## [Instructions to follow]
Search the entries below for "Account", and copy each line where it appears.

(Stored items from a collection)
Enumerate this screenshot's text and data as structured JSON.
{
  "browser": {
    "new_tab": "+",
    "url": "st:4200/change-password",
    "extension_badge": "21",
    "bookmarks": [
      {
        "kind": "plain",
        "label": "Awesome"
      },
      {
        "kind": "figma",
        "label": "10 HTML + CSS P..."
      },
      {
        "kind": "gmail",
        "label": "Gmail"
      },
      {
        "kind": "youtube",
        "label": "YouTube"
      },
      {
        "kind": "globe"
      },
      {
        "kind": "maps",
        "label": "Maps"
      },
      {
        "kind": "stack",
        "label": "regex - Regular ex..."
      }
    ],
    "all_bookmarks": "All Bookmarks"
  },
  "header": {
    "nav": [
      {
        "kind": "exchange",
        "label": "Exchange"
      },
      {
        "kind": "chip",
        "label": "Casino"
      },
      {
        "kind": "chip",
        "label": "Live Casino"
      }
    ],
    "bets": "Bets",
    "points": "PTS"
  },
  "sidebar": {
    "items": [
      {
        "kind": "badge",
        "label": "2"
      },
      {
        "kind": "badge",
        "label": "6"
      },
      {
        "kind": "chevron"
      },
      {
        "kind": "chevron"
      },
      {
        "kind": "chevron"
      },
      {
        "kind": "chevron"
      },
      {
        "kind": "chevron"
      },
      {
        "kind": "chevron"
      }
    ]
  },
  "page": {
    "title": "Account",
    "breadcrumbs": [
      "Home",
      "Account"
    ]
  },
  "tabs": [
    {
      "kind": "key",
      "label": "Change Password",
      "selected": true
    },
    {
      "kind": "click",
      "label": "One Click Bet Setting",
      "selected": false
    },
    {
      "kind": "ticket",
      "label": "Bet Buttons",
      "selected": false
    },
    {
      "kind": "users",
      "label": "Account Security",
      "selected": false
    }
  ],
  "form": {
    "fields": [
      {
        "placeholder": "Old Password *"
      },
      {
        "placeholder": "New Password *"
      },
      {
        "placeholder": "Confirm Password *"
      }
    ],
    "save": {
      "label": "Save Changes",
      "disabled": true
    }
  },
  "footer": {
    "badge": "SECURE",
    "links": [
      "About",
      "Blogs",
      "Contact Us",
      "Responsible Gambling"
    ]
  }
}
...
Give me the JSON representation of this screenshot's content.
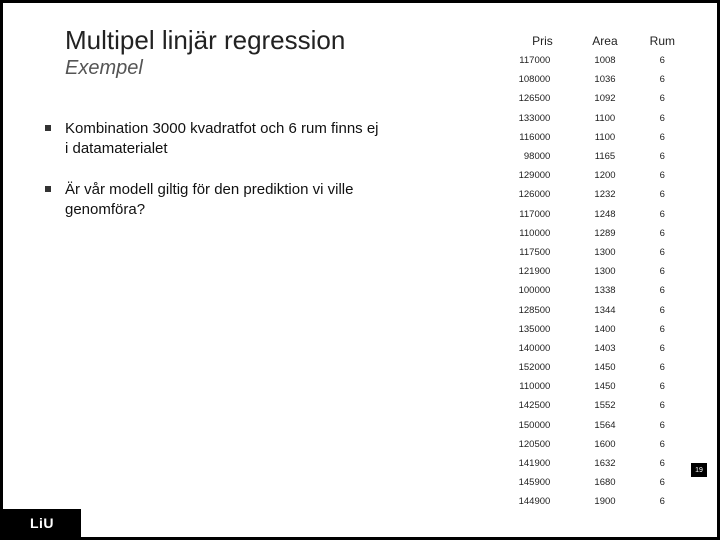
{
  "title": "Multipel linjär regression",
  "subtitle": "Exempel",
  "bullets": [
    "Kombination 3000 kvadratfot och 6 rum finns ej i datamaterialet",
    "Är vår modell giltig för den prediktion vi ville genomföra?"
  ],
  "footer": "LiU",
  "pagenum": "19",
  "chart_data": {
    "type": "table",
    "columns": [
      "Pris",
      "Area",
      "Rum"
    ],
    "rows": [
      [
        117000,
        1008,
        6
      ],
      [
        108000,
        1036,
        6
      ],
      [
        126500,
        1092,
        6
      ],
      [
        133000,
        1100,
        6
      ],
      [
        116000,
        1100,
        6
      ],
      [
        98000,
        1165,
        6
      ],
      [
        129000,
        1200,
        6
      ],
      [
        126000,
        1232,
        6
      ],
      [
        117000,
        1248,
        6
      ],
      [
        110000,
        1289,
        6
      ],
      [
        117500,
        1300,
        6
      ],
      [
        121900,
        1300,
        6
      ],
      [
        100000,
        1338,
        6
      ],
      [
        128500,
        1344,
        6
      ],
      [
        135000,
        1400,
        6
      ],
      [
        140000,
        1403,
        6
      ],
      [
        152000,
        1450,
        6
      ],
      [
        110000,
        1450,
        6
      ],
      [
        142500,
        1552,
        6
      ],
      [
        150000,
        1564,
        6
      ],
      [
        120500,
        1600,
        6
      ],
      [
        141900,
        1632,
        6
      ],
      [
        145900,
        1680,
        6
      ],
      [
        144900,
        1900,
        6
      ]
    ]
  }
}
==
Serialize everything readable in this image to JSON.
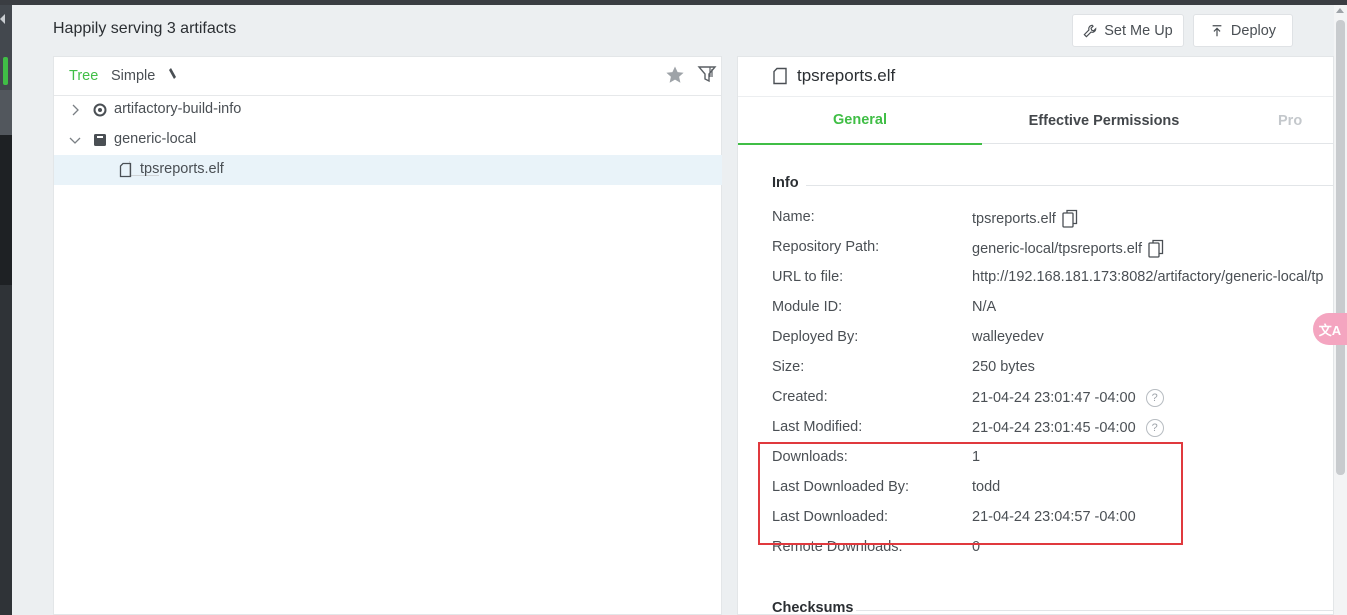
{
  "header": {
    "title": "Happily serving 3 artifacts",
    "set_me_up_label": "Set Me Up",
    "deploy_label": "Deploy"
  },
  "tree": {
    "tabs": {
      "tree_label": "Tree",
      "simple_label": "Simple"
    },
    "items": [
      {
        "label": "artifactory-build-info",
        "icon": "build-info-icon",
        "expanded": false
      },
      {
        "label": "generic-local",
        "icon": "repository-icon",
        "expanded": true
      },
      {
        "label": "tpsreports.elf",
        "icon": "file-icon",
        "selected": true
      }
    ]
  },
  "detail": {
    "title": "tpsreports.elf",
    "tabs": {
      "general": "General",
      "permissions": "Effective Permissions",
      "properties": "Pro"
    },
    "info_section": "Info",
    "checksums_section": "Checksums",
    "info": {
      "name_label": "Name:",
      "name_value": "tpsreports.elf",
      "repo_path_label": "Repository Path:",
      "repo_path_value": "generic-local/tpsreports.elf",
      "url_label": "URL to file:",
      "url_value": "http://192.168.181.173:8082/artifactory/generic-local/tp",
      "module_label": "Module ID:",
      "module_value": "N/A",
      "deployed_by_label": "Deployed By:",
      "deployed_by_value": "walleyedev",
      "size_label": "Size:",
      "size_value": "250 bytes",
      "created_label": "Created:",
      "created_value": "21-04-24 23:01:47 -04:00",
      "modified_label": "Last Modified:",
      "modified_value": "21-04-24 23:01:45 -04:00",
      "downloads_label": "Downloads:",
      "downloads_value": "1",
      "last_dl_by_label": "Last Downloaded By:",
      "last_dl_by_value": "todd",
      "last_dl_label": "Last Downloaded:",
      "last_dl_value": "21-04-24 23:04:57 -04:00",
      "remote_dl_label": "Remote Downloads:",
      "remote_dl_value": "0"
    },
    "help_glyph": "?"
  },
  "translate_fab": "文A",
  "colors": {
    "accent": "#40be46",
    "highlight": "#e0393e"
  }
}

## [Finished exercise]
    "title": "Account",
      "Account"
      "label": "Account Security",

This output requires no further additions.